The “visceral hatred of Wall Street” from some liberals is “counterproductive,” according to Sen. Chuck SchumerCharles SchumerFive fights for Trump’s first year So what if banks push fancy cards? Give consumers the steak they want Ted Cruz: Warren could beat Trump in 2020 MORE (D-N.Y.).
In an interview with The New Republic, Schumer said he tried to strike a “careful balance” in dealing with the financial sector, which has come under heavy fire since the recession but remains big business in his home state.
He contended that the industry is not the exclusive home of high-priced traders, but create jobs for lots of “average folks.”
“You don’t want to go after them for the sake of going after them. The left-wing blogs want you to be completely and always anti-Wall Street. It’s not the right way to be,” he added.

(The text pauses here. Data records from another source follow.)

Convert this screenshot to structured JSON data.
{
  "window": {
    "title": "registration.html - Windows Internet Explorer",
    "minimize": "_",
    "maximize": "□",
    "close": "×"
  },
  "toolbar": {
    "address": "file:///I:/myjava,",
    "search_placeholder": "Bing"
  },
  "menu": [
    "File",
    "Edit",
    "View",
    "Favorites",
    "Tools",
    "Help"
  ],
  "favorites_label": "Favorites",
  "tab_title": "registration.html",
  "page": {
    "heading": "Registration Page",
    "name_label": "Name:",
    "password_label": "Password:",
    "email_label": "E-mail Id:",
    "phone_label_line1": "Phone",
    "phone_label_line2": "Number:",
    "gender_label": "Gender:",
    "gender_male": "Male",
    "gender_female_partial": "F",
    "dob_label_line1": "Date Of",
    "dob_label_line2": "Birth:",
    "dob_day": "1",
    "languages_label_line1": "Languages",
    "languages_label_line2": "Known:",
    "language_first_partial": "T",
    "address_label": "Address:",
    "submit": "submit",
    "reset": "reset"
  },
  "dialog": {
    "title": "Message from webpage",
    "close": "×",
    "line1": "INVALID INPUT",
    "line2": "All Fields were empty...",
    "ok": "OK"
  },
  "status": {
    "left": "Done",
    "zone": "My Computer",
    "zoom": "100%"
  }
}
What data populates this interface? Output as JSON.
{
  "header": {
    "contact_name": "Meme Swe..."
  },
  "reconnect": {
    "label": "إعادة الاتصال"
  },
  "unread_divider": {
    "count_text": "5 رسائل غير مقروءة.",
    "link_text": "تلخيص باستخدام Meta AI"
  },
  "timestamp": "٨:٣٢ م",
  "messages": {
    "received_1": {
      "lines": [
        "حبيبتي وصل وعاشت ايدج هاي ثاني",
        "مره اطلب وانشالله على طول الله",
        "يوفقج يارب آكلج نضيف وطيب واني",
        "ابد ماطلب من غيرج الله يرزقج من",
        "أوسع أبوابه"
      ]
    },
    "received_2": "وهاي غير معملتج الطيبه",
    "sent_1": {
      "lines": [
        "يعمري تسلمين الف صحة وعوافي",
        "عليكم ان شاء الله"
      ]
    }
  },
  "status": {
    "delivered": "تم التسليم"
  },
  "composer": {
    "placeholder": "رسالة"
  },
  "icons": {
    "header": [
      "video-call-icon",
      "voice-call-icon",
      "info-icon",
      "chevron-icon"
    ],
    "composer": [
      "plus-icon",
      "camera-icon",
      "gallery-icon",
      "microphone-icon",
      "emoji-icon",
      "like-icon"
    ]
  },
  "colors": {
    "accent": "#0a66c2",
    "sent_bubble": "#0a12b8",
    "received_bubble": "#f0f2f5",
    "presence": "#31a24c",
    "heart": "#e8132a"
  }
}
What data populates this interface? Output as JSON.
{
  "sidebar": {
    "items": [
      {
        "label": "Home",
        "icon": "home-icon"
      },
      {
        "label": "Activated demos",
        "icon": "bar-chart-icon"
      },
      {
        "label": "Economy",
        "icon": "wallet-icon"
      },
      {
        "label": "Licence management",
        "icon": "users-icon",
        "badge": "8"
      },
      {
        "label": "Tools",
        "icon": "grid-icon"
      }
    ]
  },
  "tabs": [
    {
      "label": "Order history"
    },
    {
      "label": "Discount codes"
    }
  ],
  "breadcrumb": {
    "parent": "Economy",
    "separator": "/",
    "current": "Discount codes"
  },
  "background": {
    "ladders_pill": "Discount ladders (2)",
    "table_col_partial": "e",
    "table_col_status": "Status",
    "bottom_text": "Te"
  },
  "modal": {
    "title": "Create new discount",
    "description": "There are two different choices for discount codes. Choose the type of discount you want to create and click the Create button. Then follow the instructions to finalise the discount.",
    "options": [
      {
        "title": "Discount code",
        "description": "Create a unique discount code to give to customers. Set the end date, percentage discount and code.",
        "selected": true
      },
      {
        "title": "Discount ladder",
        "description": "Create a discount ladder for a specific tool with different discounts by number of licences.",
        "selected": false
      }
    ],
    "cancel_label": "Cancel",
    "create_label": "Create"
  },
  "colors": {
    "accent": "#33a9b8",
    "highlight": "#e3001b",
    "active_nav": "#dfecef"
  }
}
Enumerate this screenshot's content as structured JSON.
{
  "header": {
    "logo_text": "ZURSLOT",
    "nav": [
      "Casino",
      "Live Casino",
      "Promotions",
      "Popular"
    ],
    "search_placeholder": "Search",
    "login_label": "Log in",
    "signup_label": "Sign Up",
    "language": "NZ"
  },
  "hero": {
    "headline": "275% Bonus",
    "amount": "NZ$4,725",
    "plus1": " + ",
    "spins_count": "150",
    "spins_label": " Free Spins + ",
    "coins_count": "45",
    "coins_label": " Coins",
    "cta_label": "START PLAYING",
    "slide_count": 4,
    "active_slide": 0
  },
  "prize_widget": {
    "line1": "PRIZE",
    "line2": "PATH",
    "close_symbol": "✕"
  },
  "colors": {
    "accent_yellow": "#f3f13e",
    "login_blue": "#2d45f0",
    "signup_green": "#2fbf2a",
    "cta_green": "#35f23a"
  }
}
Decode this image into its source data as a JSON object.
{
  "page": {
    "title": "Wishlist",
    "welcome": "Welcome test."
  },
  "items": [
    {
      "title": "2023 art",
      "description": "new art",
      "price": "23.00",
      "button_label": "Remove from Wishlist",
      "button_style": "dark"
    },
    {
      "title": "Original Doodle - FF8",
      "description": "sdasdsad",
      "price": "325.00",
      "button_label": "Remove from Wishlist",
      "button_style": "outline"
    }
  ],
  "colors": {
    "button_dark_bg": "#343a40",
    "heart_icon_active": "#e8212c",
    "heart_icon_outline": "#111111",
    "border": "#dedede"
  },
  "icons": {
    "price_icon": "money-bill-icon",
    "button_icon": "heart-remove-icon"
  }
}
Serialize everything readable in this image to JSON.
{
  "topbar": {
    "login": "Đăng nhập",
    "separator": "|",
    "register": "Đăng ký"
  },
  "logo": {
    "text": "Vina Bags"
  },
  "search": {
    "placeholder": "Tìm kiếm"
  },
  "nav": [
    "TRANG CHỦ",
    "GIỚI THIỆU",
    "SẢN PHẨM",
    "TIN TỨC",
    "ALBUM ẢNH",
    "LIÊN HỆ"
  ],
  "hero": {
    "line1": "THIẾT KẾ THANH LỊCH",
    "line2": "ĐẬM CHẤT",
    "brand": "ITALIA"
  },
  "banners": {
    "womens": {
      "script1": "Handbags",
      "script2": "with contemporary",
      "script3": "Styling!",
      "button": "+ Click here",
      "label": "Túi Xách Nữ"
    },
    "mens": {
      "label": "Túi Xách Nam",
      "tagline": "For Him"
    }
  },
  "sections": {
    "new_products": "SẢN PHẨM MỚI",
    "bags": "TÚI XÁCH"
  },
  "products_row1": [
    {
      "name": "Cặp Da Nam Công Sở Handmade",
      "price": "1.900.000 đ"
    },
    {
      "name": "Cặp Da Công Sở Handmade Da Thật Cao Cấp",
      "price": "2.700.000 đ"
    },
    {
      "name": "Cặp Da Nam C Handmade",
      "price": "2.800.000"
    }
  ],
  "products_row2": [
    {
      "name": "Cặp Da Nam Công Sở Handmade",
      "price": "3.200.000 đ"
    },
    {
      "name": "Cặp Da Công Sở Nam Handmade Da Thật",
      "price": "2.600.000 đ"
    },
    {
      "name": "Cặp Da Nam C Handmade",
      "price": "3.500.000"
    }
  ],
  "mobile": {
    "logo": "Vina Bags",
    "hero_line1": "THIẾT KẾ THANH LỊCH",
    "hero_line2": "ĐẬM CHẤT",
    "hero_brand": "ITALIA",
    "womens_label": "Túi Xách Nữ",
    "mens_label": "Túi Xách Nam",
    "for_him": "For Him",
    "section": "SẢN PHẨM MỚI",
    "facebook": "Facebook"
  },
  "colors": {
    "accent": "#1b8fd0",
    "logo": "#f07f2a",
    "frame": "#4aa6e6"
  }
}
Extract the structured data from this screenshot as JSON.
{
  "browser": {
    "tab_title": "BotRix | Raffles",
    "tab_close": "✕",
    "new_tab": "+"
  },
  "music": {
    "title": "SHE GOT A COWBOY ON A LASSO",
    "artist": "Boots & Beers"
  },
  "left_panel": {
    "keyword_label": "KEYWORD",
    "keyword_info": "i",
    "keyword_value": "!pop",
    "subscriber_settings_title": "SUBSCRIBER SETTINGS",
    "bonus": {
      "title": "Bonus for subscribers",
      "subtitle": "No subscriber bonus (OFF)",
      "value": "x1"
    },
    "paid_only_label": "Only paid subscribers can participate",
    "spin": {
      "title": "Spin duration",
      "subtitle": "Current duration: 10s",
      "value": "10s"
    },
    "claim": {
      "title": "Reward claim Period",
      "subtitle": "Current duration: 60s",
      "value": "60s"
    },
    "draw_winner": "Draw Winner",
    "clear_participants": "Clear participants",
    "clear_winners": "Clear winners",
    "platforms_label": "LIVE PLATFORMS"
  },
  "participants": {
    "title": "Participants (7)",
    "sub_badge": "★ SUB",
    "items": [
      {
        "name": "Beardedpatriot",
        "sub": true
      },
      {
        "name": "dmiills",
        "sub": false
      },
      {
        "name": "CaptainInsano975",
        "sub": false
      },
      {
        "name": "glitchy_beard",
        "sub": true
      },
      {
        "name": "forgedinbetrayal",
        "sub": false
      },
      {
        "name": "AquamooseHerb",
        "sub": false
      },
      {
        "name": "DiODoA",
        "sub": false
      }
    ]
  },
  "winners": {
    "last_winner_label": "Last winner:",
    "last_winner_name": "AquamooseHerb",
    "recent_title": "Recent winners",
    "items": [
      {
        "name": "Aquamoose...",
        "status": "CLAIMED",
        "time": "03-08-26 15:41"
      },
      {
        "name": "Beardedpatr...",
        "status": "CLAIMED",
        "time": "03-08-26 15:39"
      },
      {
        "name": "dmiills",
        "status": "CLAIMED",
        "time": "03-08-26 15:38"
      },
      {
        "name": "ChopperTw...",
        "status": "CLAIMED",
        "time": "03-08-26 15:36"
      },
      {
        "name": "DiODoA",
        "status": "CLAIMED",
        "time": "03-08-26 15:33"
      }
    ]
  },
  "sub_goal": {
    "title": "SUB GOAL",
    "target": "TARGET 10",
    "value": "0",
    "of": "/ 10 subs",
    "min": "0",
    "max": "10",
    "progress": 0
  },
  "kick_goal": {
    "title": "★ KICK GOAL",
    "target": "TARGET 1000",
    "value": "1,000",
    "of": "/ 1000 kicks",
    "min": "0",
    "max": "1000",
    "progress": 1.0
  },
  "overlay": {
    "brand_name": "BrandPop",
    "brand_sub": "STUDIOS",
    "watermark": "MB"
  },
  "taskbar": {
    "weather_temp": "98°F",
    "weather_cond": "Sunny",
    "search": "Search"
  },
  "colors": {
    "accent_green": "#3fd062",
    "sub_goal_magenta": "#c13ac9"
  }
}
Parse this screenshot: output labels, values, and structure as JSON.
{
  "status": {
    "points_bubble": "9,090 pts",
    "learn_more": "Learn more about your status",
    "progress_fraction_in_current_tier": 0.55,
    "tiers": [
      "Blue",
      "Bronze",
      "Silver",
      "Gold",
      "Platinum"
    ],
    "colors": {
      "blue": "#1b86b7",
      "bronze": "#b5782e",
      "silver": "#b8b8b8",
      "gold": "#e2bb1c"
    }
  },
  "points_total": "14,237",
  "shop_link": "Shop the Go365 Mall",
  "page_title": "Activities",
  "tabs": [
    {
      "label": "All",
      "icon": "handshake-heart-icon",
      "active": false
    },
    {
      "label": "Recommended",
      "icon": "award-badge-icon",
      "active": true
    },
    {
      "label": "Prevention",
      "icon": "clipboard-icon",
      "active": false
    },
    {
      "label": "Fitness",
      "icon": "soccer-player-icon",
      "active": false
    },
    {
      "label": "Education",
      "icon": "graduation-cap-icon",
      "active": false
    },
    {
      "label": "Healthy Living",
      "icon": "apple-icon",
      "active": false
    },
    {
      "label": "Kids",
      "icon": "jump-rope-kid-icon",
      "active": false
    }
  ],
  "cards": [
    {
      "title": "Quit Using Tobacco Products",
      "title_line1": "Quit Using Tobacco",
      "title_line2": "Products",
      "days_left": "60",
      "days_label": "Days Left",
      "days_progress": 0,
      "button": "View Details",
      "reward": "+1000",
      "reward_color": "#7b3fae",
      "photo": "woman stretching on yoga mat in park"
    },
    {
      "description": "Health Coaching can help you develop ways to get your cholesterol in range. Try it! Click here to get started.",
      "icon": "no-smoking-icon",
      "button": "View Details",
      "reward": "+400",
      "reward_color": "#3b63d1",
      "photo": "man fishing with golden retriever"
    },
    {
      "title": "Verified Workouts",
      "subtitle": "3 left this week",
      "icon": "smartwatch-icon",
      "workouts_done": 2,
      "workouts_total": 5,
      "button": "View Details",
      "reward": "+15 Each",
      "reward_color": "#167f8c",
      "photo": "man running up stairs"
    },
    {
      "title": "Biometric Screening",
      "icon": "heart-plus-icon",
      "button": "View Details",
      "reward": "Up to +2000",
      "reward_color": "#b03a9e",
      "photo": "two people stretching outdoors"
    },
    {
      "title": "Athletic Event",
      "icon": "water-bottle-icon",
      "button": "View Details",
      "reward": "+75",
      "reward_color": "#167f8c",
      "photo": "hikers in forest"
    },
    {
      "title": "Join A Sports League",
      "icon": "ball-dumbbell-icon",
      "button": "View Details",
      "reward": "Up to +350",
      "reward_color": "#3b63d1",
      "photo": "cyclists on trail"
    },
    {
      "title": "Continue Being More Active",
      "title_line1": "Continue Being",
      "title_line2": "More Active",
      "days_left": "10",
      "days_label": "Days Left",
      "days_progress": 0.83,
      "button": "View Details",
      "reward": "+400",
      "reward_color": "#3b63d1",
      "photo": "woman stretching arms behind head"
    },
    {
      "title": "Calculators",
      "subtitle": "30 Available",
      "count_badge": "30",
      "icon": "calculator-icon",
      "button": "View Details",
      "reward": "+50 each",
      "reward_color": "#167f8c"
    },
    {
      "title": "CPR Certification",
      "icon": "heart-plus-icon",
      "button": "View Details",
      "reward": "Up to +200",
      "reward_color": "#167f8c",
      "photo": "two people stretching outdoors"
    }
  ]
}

In the interview, Schumer’s take on Wall Street was compared to that of noted big bank critic Sen. Elizabeth WarrenElizabeth WarrenWarren builds her brand with 2020 down the road Warren: Trump 'all talk' on Wall Street Dem senators ask Bannon for more info about Breitbart contact MORE (D-Mass.). The freshman senator, who Schumer helped recruit, has become a favorite on the left primarily due to her harsh stance on the financial sector.
Schumer did not accuse Warren of turning Wall Street into villains, but instead said elements of the “far left” were pushing it too far.
“I’m not saying Elizabeth does this, but there are some on the far left who just have a visceral hatred of Wall Street. It’s counterproductive,” he said.
The No. 3 Democrat in the Senate could serve as the next chairman of the Senate Banking Committee. The current head, Sen. Tim JohnsonTim JohnsonCourt ruling could be game changer for Dems in Nevada Bank lobbyists counting down to Shelby’s exit Former GOP senator endorses Clinton after Orlando shooting MORE (D-S.D.), has announced his plans to retire at the end of his term in 2014.
Sen. Jack ReedJack ReedSunday shows preview: McMaster hits circuit for second straight week The Hill's 12:30 Report Easy accessibility of voter registration data imperils American safety MORE (D-R.I.), the only Democrat with more seniority on the panel than Schumer, is in line to take over the Senate Armed Services Committee following the retirement of Sen. Carl LevinCarl LevinFor the sake of American taxpayers, companies must pay their fair share What the Iran-Contra investigation can teach us about Russia probe Senate about to enter 'nuclear option' death spiral MORE (D-Mich.).
Schumer has yet to indicate publicly if he wants the Banking gavel, and many have speculated he could be eyeing a run at Senate Majority Leader if Sen. Harry ReidHarry ReidWarren builds her brand with 2020 down the road 'Tuesday Group' turncoats must use recess to regroup on ObamaCare Dem senator says his party will restore 60-vote Supreme Court filibuster MORE (D-Nev.) retires in 2016.
For his part, Schumer said he gets Wall Street criticism from both sides, and thinks he has struck a good middle ground.
“It’s sort of funny. People on Wall Street think I haven’t done enough for them, and people on the left think I’ve done too much for Wall Street,” he said. “On this one, I go by my internal gyroscope, and I’m pretty happy about where I’ve come down.”